Libyan factions' peace talks key to solving migrants crisis
If only the walls of the council chamber at the UN's Palais des Nations in Geneva could talk.
Formerly home to the League of Nations, the imposing, high-ceilinged room has played host to many tense peace negotiations over the decades. This week it was Libya's turn. Representatives from the country's rival political factions sat beneath Spanish artist José Maria Sert's sepia-coloured murals depicting the progress of humankind as they negotiated face-to-face for only the second time in an almost year-long dialogue.
That process, aimed at ending the political power struggle at the heart of a civil war that has raged since summer last year, has been grindingly slow and at times has shown signs of petering out completely. But diplomats insist these efforts to agree a national unity government are the only way to bring Libya back from the chaos into which it has descended.
Four years after the ousting of Muammar Gaddafi, the country finds itself torn between two governments, two parliaments and two army chiefs. In the eastern town of Baida sits the internationally recognised government of prime minister Abdullah al-Thinni, appointed by a parliament elected in a June 2014 ballot and which is based further east in the town of Tobruk.
Both Thinni's government and that parliament support the anti-Islamist offensive launched in May 2014 by controversial general Khalifa Haftar and backed by Egypt and the United Arab Emirates. In Tripoli, a self-declared "national salvation" government holds sway backed by a militia alliance known as Libya Dawn, which drove rival Haftar-aligned militias from the capital last summer.
In post-Gaddafi Libya, political and military alliances are more often than not very loosely constructed marriages of convenience.
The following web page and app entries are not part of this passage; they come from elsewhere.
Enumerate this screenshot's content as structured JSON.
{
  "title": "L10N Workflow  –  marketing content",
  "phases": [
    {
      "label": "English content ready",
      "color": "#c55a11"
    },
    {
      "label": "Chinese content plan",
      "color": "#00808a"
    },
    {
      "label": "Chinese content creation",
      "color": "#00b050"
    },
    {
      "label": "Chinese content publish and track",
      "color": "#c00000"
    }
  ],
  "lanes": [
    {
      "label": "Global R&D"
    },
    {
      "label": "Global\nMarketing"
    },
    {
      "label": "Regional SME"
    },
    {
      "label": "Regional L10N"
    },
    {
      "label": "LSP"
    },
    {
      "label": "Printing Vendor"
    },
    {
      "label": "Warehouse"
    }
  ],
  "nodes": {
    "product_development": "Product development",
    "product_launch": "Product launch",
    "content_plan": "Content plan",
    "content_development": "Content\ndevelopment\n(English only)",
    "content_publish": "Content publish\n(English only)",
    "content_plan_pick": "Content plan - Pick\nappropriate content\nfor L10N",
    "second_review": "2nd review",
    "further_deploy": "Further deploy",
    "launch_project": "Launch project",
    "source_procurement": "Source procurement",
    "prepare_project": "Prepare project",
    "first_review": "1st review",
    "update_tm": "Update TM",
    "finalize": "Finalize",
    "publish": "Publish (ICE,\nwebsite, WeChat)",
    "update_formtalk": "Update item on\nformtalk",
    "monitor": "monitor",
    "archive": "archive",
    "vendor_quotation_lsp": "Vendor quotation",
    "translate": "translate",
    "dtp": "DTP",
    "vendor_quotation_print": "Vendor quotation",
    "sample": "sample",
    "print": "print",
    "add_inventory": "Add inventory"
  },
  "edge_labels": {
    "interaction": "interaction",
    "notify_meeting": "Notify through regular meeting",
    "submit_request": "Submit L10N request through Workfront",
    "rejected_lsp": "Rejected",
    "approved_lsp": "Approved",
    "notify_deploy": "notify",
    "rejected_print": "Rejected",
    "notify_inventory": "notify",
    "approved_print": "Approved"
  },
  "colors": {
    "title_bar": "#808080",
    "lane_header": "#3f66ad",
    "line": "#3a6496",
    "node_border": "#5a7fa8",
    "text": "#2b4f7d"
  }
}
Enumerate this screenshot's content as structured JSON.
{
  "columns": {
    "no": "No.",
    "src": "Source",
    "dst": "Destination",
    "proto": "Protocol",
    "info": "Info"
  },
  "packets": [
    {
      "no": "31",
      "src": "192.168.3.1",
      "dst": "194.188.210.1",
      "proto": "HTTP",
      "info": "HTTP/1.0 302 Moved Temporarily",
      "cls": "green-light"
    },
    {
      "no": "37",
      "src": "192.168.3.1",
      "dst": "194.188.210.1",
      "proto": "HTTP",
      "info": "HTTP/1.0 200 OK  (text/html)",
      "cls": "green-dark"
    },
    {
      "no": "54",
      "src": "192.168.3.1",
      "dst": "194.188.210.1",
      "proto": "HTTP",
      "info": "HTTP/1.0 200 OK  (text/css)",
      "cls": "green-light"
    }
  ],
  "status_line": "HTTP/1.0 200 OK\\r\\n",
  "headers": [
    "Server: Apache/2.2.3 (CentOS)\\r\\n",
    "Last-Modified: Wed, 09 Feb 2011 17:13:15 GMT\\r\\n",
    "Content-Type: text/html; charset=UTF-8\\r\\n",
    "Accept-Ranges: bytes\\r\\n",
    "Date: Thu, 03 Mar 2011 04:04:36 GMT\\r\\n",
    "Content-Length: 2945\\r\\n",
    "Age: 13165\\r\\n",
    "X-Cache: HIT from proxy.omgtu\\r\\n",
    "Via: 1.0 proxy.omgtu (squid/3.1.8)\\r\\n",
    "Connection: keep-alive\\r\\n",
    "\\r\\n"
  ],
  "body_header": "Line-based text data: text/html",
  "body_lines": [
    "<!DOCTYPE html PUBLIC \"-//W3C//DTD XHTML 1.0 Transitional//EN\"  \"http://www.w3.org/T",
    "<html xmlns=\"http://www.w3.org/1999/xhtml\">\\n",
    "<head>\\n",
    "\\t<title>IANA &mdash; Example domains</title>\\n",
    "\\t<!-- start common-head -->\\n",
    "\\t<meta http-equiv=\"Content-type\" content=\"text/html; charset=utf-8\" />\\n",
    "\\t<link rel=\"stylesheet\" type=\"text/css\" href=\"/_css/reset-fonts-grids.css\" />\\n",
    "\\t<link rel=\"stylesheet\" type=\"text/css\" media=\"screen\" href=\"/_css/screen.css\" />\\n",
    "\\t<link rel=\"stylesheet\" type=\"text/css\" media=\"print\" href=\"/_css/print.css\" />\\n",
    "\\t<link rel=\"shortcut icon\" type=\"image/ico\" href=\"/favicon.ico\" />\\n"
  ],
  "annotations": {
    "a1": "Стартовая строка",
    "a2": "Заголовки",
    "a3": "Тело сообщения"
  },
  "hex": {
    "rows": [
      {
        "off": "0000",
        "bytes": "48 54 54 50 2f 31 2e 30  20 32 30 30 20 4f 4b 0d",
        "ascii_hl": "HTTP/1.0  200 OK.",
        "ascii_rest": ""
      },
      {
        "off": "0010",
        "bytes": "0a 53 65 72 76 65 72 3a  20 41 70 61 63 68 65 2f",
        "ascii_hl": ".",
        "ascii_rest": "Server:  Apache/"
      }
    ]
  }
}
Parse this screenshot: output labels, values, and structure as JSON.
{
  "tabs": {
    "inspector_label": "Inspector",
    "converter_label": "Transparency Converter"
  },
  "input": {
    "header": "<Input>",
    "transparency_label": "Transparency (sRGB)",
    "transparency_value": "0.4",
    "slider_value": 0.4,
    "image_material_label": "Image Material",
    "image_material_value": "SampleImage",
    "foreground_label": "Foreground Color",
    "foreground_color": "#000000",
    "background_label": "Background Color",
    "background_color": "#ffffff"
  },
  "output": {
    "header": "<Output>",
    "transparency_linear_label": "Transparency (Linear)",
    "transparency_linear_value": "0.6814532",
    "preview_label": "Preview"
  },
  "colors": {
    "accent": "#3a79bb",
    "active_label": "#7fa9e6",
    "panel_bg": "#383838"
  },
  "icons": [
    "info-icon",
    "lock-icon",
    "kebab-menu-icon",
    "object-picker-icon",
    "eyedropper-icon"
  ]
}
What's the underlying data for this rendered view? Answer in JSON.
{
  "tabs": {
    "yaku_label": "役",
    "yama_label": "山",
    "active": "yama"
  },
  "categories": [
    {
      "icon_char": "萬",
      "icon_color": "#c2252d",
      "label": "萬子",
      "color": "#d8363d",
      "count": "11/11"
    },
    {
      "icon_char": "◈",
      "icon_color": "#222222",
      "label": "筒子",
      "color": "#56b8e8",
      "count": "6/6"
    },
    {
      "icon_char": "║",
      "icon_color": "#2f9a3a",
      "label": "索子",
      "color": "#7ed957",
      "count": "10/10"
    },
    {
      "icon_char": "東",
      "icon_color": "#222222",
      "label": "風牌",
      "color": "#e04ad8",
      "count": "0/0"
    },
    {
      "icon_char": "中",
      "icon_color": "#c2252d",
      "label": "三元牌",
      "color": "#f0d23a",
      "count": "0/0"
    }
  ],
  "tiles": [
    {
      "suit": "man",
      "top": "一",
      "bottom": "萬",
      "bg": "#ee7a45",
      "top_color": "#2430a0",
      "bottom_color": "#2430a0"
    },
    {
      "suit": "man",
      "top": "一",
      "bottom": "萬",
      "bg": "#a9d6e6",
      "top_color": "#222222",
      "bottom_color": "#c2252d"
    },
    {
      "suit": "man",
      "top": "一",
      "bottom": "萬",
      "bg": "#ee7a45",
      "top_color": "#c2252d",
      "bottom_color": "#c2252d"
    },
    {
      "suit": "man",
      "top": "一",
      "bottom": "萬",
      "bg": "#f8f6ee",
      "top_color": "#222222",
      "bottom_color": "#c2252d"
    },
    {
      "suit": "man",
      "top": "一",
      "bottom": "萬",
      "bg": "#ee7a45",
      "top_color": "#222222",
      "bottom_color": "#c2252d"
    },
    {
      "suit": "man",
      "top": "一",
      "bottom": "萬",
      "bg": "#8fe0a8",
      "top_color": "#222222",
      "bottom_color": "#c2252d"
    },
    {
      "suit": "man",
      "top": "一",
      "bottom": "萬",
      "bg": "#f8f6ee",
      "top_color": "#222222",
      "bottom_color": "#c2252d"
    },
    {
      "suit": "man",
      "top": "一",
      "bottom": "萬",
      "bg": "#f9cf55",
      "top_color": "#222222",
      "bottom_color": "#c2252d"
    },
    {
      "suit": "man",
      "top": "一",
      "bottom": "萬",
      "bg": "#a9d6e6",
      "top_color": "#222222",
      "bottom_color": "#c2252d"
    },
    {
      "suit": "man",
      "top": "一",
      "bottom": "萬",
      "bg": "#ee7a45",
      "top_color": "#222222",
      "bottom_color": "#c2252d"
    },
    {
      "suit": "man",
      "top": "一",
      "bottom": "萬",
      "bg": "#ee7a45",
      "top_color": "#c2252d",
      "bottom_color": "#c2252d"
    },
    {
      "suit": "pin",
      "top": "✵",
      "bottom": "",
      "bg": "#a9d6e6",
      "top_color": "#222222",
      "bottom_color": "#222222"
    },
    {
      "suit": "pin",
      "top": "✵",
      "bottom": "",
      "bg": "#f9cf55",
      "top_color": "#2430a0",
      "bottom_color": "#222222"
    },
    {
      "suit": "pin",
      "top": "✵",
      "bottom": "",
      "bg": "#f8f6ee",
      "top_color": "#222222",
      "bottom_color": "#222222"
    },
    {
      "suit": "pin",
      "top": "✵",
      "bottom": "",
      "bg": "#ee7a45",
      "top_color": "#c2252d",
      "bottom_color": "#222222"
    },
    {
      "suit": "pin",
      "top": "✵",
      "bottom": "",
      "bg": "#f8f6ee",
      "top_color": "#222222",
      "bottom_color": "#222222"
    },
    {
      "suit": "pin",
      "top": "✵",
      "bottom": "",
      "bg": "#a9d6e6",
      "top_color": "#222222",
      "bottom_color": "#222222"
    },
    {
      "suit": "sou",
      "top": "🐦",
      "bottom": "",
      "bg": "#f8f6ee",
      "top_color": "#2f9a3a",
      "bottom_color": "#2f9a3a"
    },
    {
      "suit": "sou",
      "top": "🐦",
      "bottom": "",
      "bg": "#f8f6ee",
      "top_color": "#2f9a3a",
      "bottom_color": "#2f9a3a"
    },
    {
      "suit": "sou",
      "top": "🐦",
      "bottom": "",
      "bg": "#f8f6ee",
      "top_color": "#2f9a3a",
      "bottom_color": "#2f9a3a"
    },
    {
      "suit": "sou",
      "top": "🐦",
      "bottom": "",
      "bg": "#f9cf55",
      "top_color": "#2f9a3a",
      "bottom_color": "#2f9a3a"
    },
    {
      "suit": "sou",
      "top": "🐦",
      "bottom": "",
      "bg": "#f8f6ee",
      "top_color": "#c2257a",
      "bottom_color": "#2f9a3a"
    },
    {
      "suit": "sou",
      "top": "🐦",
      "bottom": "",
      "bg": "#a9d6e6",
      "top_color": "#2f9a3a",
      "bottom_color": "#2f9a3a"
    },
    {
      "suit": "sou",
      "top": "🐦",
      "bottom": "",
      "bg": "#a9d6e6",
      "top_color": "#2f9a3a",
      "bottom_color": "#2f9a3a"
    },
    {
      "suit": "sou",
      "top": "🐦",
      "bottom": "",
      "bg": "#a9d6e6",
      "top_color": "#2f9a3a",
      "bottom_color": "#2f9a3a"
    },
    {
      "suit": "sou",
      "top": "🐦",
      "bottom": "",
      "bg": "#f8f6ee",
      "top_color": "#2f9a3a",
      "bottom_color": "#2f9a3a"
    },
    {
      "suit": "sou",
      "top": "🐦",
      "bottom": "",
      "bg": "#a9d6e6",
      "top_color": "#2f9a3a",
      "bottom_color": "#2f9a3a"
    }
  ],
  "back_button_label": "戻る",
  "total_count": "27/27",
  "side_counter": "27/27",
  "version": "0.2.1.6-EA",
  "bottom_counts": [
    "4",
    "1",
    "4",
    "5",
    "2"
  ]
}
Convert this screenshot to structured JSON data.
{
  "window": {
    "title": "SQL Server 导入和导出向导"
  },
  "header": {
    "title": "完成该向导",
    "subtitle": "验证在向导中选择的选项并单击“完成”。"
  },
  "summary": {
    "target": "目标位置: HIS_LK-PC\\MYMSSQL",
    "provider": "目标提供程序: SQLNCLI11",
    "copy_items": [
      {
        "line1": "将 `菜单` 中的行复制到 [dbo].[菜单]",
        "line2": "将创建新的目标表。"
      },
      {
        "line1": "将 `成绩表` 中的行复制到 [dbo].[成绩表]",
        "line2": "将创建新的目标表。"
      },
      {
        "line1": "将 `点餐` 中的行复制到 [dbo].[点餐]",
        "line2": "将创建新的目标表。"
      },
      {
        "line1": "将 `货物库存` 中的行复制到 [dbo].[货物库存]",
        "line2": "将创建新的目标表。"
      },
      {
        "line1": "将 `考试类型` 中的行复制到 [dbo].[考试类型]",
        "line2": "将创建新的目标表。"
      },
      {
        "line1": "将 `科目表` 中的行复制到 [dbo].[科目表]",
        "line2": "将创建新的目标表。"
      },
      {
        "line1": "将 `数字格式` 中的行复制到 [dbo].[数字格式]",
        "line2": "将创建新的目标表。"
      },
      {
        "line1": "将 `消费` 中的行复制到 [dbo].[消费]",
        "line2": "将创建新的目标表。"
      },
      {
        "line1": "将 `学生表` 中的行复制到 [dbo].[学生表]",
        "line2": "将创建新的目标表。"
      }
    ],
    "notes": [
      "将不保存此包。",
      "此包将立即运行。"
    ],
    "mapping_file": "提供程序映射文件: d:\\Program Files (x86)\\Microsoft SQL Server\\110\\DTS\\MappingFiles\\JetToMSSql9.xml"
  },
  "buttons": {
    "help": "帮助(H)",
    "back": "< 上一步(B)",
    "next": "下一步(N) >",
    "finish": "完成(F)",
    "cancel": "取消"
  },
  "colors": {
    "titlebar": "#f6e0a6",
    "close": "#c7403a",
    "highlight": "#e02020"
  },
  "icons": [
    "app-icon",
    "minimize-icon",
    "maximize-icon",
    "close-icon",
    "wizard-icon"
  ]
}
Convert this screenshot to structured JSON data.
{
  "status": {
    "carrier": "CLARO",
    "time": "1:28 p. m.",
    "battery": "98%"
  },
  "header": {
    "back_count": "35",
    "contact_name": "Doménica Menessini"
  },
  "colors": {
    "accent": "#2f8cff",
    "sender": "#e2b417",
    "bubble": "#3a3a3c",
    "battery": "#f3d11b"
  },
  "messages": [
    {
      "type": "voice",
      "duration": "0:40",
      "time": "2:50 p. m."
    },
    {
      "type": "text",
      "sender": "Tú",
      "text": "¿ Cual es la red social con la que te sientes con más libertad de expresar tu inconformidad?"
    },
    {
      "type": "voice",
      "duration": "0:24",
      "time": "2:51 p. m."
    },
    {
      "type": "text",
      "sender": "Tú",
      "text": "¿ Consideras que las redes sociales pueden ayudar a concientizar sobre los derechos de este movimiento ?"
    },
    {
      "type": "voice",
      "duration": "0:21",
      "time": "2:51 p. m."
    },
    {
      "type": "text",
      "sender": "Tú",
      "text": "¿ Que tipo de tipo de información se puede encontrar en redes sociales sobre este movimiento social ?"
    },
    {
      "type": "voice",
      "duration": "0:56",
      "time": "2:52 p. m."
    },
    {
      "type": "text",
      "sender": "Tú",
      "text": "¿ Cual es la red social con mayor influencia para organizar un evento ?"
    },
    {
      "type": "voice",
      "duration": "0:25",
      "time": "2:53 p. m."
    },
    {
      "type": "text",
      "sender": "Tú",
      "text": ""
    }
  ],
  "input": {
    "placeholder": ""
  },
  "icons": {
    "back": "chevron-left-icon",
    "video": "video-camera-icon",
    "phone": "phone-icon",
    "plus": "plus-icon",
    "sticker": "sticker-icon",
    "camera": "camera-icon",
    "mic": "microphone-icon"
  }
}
The two broad camps of political and armed factions that formed last summer have now fractured considerably, making it even more difficult to find a solution to the crisis. There is also the question of who is truly representative in a country where the constellation of militias that emerged during and after the 2011 uprising wield more power than government officials or elected representatives. Libyans sceptical of the UN-facilitated dialogue process argue that those meeting in Geneva - a mix of MPs from the two rival parliaments, civil society figures and leaders of political parties - have little real influence on the dynamics on the ground. But others say that while a national unity government - if it happens - will only be the first step towards getting Libya's derailed transition back on track, the very fact that Libyan political figures of opposing views are talking to each other is something.
The country's experiment in democracy after more than four decades of Gaddafi's iron-fisted rule has been marked by zero-sum politics and an almost complete lack of consensus. Learning the art of compromise is taking time.
Britain's special envoy to Libya, Jonathan Powell, often draws on his experience as Tony Blair's chief negotiator in the Northern Ireland peace process when assessing the latest twists and turns of the Libyan crisis.
The two main factors that made the Good Friday Agreement possible - a recognition that there was no military solution to the conflict plus the existence of leaders that could deliver their respective communities - are currently absent in the Libyan context.
Too many key players in Libya still delude themselves that they can prevail militarily. There is a dearth of real leaders. Power is diffuse in post-Gaddafi Libya and the influence of even prominent figures can ebb and flow dramatically depending on developments on the ground.
The price of not resolving the political crisis is high. With the country split between rival political and armed factions propping up two governments vying for power, oil-rich Libya's economy is increasingly under pressure. Low oil production, combined with plummeting global energy prices, has forced the central bank to eat into its reserves. Bank officials and foreign diplomats warn reserves could be depleted within a year or so.
Tackling that fiscal gap presents a major challenge, as oil exports are not expected to recover significantly any time soon. Most of Libya's budget is allocated to public sector salaries (a quarter of Libyans - most adults - receive a state salary) and generous subsidies on fuel and food.
Cutting either risks further stoking public discontent, and could even trigger social unrest. A further complication is the fact fighters on both sides of the current conflict are on the state pay roll.
Furthermore, a range of actors, from Isil militants to human smugglers and separatists bent on establishing their own state in eastern Libya, see opportunity in the current chaos. Without a unity government, UN envoy Bernardino Leon has argued repeatedly, Libya will remain paralysed and unable to deal with the threat posed by Isil or the challenge of masses of refugees and migrants slipping through its porous borders on their way to Europe. Leon says he wants to see an agreement for a unity government by the end of this month but many are sceptical.